ASSIGNMENT » Please repeat all of the records, keeping every word unchanged.

RECORDS »

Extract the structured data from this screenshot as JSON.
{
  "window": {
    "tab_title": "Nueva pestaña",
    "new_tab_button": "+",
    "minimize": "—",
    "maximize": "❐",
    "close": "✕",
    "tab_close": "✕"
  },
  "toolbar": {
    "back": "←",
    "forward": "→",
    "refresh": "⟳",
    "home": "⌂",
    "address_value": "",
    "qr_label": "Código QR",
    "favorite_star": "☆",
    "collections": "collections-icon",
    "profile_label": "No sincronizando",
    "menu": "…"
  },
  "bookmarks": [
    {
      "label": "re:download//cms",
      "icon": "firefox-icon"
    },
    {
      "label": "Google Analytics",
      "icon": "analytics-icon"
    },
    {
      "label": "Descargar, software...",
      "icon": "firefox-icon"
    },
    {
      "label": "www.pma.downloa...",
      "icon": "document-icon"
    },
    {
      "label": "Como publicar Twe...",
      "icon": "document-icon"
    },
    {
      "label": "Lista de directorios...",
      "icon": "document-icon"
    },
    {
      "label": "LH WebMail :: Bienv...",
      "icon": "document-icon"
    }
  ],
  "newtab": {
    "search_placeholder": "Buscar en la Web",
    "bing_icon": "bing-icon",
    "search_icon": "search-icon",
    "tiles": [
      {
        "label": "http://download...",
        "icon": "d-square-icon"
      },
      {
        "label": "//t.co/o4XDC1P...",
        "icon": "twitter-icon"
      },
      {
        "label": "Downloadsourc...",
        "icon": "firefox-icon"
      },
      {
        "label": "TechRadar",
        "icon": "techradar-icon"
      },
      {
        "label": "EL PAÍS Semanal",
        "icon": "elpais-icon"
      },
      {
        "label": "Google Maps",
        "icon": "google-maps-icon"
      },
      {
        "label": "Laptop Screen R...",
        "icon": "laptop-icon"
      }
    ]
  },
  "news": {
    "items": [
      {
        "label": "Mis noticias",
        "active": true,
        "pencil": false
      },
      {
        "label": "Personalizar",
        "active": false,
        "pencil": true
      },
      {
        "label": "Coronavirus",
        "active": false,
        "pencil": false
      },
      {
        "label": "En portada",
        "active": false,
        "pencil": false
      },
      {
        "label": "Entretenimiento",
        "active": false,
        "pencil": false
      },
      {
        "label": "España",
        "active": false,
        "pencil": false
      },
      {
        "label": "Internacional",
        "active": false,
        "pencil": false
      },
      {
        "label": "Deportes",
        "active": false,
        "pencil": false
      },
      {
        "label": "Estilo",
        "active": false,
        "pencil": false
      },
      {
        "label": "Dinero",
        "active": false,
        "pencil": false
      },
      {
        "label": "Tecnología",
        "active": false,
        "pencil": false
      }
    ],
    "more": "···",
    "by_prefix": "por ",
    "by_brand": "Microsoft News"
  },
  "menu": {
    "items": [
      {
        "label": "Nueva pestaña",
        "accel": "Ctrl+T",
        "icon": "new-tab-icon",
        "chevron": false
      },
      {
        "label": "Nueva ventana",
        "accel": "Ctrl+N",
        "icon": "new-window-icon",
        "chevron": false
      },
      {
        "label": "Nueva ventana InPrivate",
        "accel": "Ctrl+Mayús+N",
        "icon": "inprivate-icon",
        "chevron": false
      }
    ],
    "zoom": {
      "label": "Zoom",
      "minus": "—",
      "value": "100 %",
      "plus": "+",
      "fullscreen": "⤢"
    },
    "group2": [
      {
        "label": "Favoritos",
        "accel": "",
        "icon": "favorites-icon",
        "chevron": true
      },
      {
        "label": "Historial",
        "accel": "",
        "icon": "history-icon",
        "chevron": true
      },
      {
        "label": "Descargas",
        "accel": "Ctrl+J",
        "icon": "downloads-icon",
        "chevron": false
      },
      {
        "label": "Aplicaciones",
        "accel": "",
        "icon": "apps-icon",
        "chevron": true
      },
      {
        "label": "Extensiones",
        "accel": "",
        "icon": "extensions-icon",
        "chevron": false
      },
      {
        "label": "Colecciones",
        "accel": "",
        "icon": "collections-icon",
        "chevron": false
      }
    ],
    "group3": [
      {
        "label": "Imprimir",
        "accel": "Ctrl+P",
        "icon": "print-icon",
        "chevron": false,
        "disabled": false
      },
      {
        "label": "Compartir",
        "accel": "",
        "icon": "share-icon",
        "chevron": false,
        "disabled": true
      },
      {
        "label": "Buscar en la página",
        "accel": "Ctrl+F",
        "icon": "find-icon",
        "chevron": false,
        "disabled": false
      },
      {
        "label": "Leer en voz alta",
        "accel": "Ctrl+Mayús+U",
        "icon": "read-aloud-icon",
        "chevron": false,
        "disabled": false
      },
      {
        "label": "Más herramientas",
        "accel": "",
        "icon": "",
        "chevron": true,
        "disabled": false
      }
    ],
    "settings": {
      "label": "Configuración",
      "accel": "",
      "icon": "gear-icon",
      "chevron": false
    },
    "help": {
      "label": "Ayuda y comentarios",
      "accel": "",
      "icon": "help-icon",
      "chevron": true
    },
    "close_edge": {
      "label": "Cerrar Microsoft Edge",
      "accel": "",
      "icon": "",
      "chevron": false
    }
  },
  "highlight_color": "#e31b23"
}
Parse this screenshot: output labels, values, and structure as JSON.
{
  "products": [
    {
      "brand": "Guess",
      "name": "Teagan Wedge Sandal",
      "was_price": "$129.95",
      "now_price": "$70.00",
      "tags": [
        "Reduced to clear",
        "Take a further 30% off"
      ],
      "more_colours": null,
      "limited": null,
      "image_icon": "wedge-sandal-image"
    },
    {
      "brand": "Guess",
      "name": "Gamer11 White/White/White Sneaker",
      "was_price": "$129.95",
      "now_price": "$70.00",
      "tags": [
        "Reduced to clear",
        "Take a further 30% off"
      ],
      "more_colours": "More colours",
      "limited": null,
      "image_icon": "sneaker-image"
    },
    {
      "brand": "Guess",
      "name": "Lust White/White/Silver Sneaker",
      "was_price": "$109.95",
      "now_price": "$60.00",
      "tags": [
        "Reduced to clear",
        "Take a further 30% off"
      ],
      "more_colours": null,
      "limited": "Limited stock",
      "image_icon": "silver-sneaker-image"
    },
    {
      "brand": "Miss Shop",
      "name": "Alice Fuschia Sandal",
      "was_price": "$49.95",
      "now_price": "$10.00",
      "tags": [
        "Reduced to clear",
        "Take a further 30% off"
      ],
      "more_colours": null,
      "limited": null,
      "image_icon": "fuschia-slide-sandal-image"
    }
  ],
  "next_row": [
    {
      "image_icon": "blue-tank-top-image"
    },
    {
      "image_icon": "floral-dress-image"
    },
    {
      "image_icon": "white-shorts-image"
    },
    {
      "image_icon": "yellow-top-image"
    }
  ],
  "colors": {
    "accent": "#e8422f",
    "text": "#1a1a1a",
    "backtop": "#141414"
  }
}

TASK RESPONSE »
Extract the structured data from this screenshot as JSON.
{
  "window": {
    "tab_title": "Nueva pestaña",
    "new_tab_button": "+",
    "minimize": "—",
    "maximize": "❐",
    "close": "✕",
    "tab_close": "✕"
  },
  "toolbar": {
    "back": "←",
    "forward": "→",
    "refresh": "⟳",
    "home": "⌂",
    "address_value": "",
    "qr_label": "Código QR",
    "favorite_star": "☆",
    "collections": "collections-icon",
    "profile_label": "No sincronizando",
    "menu": "…"
  },
  "bookmarks": [
    {
      "label": "re:download//cms",
      "icon": "firefox-icon"
    },
    {
      "label": "Google Analytics",
      "icon": "analytics-icon"
    },
    {
      "label": "Descargar, software...",
      "icon": "firefox-icon"
    },
    {
      "label": "www.pma.downloa...",
      "icon": "document-icon"
    },
    {
      "label": "Como publicar Twe...",
      "icon": "document-icon"
    },
    {
      "label": "Lista de directorios...",
      "icon": "document-icon"
    },
    {
      "label": "LH WebMail :: Bienv...",
      "icon": "document-icon"
    }
  ],
  "newtab": {
    "search_placeholder": "Buscar en la Web",
    "bing_icon": "bing-icon",
    "search_icon": "search-icon",
    "tiles": [
      {
        "label": "http://download...",
        "icon": "d-square-icon"
      },
      {
        "label": "//t.co/o4XDC1P...",
        "icon": "twitter-icon"
      },
      {
        "label": "Downloadsourc...",
        "icon": "firefox-icon"
      },
      {
        "label": "TechRadar",
        "icon": "techradar-icon"
      },
      {
        "label": "EL PAÍS Semanal",
        "icon": "elpais-icon"
      },
      {
        "label": "Google Maps",
        "icon": "google-maps-icon"
      },
      {
        "label": "Laptop Screen R...",
        "icon": "laptop-icon"
      }
    ]
  },
  "news": {
    "items": [
      {
        "label": "Mis noticias",
        "active": true,
        "pencil": false
      },
      {
        "label": "Personalizar",
        "active": false,
        "pencil": true
      },
      {
        "label": "Coronavirus",
        "active": false,
        "pencil": false
      },
      {
        "label": "En portada",
        "active": false,
        "pencil": false
      },
      {
        "label": "Entretenimiento",
        "active": false,
        "pencil": false
      },
      {
        "label": "España",
        "active": false,
        "pencil": false
      },
      {
        "label": "Internacional",
        "active": false,
        "pencil": false
      },
      {
        "label": "Deportes",
        "active": false,
        "pencil": false
      },
      {
        "label": "Estilo",
        "active": false,
        "pencil": false
      },
      {
        "label": "Dinero",
        "active": false,
        "pencil": false
      },
      {
        "label": "Tecnología",
        "active": false,
        "pencil": false
      }
    ],
    "more": "···",
    "by_prefix": "por ",
    "by_brand": "Microsoft News"
  },
  "menu": {
    "items": [
      {
        "label": "Nueva pestaña",
        "accel": "Ctrl+T",
        "icon": "new-tab-icon",
        "chevron": false
      },
      {
        "label": "Nueva ventana",
        "accel": "Ctrl+N",
        "icon": "new-window-icon",
        "chevron": false
      },
      {
        "label": "Nueva ventana InPrivate",
        "accel": "Ctrl+Mayús+N",
        "icon": "inprivate-icon",
        "chevron": false
      }
    ],
    "zoom": {
      "label": "Zoom",
      "minus": "—",
      "value": "100 %",
      "plus": "+",
      "fullscreen": "⤢"
    },
    "group2": [
      {
        "label": "Favoritos",
        "accel": "",
        "icon": "favorites-icon",
        "chevron": true
      },
      {
        "label": "Historial",
        "accel": "",
        "icon": "history-icon",
        "chevron": true
      },
      {
        "label": "Descargas",
        "accel": "Ctrl+J",
        "icon": "downloads-icon",
        "chevron": false
      },
      {
        "label": "Aplicaciones",
        "accel": "",
        "icon": "apps-icon",
        "chevron": true
      },
      {
        "label": "Extensiones",
        "accel": "",
        "icon": "extensions-icon",
        "chevron": false
      },
      {
        "label": "Colecciones",
        "accel": "",
        "icon": "collections-icon",
        "chevron": false
      }
    ],
    "group3": [
      {
        "label": "Imprimir",
        "accel": "Ctrl+P",
        "icon": "print-icon",
        "chevron": false,
        "disabled": false
      },
      {
        "label": "Compartir",
        "accel": "",
        "icon": "share-icon",
        "chevron": false,
        "disabled": true
      },
      {
        "label": "Buscar en la página",
        "accel": "Ctrl+F",
        "icon": "find-icon",
        "chevron": false,
        "disabled": false
      },
      {
        "label": "Leer en voz alta",
        "accel": "Ctrl+Mayús+U",
        "icon": "read-aloud-icon",
        "chevron": false,
        "disabled": false
      },
      {
        "label": "Más herramientas",
        "accel": "",
        "icon": "",
        "chevron": true,
        "disabled": false
      }
    ],
    "settings": {
      "label": "Configuración",
      "accel": "",
      "icon": "gear-icon",
      "chevron": false
    },
    "help": {
      "label": "Ayuda y comentarios",
      "accel": "",
      "icon": "help-icon",
      "chevron": true
    },
    "close_edge": {
      "label": "Cerrar Microsoft Edge",
      "accel": "",
      "icon": "",
      "chevron": false
    }
  },
  "highlight_color": "#e31b23"
}
Parse this screenshot: output labels, values, and structure as JSON.
{
  "products": [
    {
      "brand": "Guess",
      "name": "Teagan Wedge Sandal",
      "was_price": "$129.95",
      "now_price": "$70.00",
      "tags": [
        "Reduced to clear",
        "Take a further 30% off"
      ],
      "more_colours": null,
      "limited": null,
      "image_icon": "wedge-sandal-image"
    },
    {
      "brand": "Guess",
      "name": "Gamer11 White/White/White Sneaker",
      "was_price": "$129.95",
      "now_price": "$70.00",
      "tags": [
        "Reduced to clear",
        "Take a further 30% off"
      ],
      "more_colours": "More colours",
      "limited": null,
      "image_icon": "sneaker-image"
    },
    {
      "brand": "Guess",
      "name": "Lust White/White/Silver Sneaker",
      "was_price": "$109.95",
      "now_price": "$60.00",
      "tags": [
        "Reduced to clear",
        "Take a further 30% off"
      ],
      "more_colours": null,
      "limited": "Limited stock",
      "image_icon": "silver-sneaker-image"
    },
    {
      "brand": "Miss Shop",
      "name": "Alice Fuschia Sandal",
      "was_price": "$49.95",
      "now_price": "$10.00",
      "tags": [
        "Reduced to clear",
        "Take a further 30% off"
      ],
      "more_colours": null,
      "limited": null,
      "image_icon": "fuschia-slide-sandal-image"
    }
  ],
  "next_row": [
    {
      "image_icon": "blue-tank-top-image"
    },
    {
      "image_icon": "floral-dress-image"
    },
    {
      "image_icon": "white-shorts-image"
    },
    {
      "image_icon": "yellow-top-image"
    }
  ],
  "colors": {
    "accent": "#e8422f",
    "text": "#1a1a1a",
    "backtop": "#141414"
  }
}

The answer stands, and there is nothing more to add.